Supposed complete electrical service replacement only included what could be seen at the main panel. All else was 40 years old or older.
Seconds roofing materials with no manufacturer’s warranty. Many of these are not insurable.
Shiny, cheap plumbing fixtures connected to supply and drains systems that are 60 years old.
Major ($60K) termite damage on house that was said to have been taken down to the studs and rebuilt.
Seconds vinyl replacement windows that leak before they are installed.
Clothes dryer vents that terminate in the wall.
Completely rewired house where the flipper had wired everything visible in the attic with copper extension cords. Everything in the walls was aluminum wiring.
This list could go on to infinity. Of course, all of the flooring materials are seconds or surplus, so you’d best not crack or damage anything – there will be no matching it. Most of the appliances are off brands or below-builder’s grade with little or no warranties. The same is true of the windows, doors, door hardware, cabinets – all of it.
The situation in my area – the DFW, Texas market, is getting worse for the flippers and the flipped by the day. This part of the country has never experienced the kind of property evaluation it is seeing now. It’s perhaps one thing to play urban pioneer with $100K. That is no longer possible. $150K might buy you a complete dump if you pay cash and get lucky during the bidding. The last such gem I inspected was listed for $329K in a ratty, blue collar neighborhood backing up to the busiest highway in the city.
So, lusting for a screwing? Jump right in to the house flipping game – from either end – it’s all the same. But, if you adrenaline junkies are ready to take that leap, use a bit of common sense and hire a competent home inspector. You’ll wish you had. If it looks to good to be true, it’s likely been flipped.
Some builders attempt to impress new home buyers with inspections performed by so-called independent third-party inspection firms. This is patently absurd. The builder’s subcontractor simply cannot, by the very nature of his relationship to the builder, be impartial. This is often merely a dog and pony show intended to both manage the buyer’s expectations and even (hopefully, from the builder’s point of view) deflect any real independent inspections of the property.
This practice is controversial enough in areas with formal building inspection departments. In those rural and extraterritorial areas where no direct oversight is available by a governmental official and third-party oversight is required by law, it can be a real problem. It is certainly a questionably-ethical trade practice that has the potential to be deceptive.

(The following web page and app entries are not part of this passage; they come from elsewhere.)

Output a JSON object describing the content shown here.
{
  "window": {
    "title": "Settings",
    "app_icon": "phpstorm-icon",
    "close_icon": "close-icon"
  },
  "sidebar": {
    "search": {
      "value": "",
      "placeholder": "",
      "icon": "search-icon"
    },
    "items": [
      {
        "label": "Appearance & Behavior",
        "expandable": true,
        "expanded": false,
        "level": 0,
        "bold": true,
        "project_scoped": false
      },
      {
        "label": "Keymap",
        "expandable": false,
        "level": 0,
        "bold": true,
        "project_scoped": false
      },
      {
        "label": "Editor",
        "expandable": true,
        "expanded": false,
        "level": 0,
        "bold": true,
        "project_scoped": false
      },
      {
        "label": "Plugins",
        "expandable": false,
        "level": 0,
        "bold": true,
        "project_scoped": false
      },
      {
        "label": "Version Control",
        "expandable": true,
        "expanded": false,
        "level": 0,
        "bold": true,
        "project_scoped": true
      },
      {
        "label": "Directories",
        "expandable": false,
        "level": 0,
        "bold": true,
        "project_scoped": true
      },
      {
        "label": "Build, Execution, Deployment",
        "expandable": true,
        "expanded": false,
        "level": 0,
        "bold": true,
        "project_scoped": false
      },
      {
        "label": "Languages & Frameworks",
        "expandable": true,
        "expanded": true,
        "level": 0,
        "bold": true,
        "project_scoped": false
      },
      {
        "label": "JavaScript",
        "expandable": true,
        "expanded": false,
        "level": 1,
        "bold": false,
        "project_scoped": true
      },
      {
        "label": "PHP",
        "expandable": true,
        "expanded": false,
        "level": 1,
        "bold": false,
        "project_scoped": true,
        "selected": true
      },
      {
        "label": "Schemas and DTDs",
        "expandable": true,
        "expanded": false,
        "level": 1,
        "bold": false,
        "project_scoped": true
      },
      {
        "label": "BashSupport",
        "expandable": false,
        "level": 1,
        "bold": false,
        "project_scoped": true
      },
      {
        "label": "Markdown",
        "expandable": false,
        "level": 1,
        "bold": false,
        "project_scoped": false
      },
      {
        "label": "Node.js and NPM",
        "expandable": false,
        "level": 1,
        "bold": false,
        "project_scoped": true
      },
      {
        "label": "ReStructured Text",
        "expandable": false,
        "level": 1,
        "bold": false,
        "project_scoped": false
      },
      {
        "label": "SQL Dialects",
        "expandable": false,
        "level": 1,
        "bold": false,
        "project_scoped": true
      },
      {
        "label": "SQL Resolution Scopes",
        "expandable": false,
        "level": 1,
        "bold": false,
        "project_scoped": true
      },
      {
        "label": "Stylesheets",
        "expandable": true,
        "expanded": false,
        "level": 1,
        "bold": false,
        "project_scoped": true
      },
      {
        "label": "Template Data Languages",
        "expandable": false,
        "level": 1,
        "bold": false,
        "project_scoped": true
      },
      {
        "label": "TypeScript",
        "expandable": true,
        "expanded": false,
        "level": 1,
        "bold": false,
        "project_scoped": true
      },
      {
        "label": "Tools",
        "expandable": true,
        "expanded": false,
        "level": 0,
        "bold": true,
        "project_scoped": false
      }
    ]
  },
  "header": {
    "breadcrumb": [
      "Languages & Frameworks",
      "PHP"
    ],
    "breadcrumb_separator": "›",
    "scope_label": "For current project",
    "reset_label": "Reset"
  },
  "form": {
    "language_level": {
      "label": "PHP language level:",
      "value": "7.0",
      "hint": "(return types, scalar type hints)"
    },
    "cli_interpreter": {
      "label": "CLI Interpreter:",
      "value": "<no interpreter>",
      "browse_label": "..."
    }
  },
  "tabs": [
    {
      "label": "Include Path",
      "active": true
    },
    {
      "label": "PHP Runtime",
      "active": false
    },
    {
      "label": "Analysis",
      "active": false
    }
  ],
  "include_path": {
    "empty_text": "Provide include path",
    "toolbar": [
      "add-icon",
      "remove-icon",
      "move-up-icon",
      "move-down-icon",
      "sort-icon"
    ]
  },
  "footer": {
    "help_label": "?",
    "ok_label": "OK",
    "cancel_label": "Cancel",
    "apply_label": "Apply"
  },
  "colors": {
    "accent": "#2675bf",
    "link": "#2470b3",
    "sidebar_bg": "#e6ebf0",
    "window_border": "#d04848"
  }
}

When unqualified or under-qualified inspectors are tasked with ascertaining building code requirement compliance, structural and safety issues can be and often are overlooked. This results in substandard buildings that are unsafe. Even when inspectors are competent, subtle or overt pressure from their clients – the builders – can lead to issues not reported.
Because you are in a position to possibly be misled, whether purposely or inadvertently, you are strongly urged to consult with an attorney who specializes in residential construction law regarding this controversial practice and to have him or her advise you as to how to proceed in your dealings with your builder.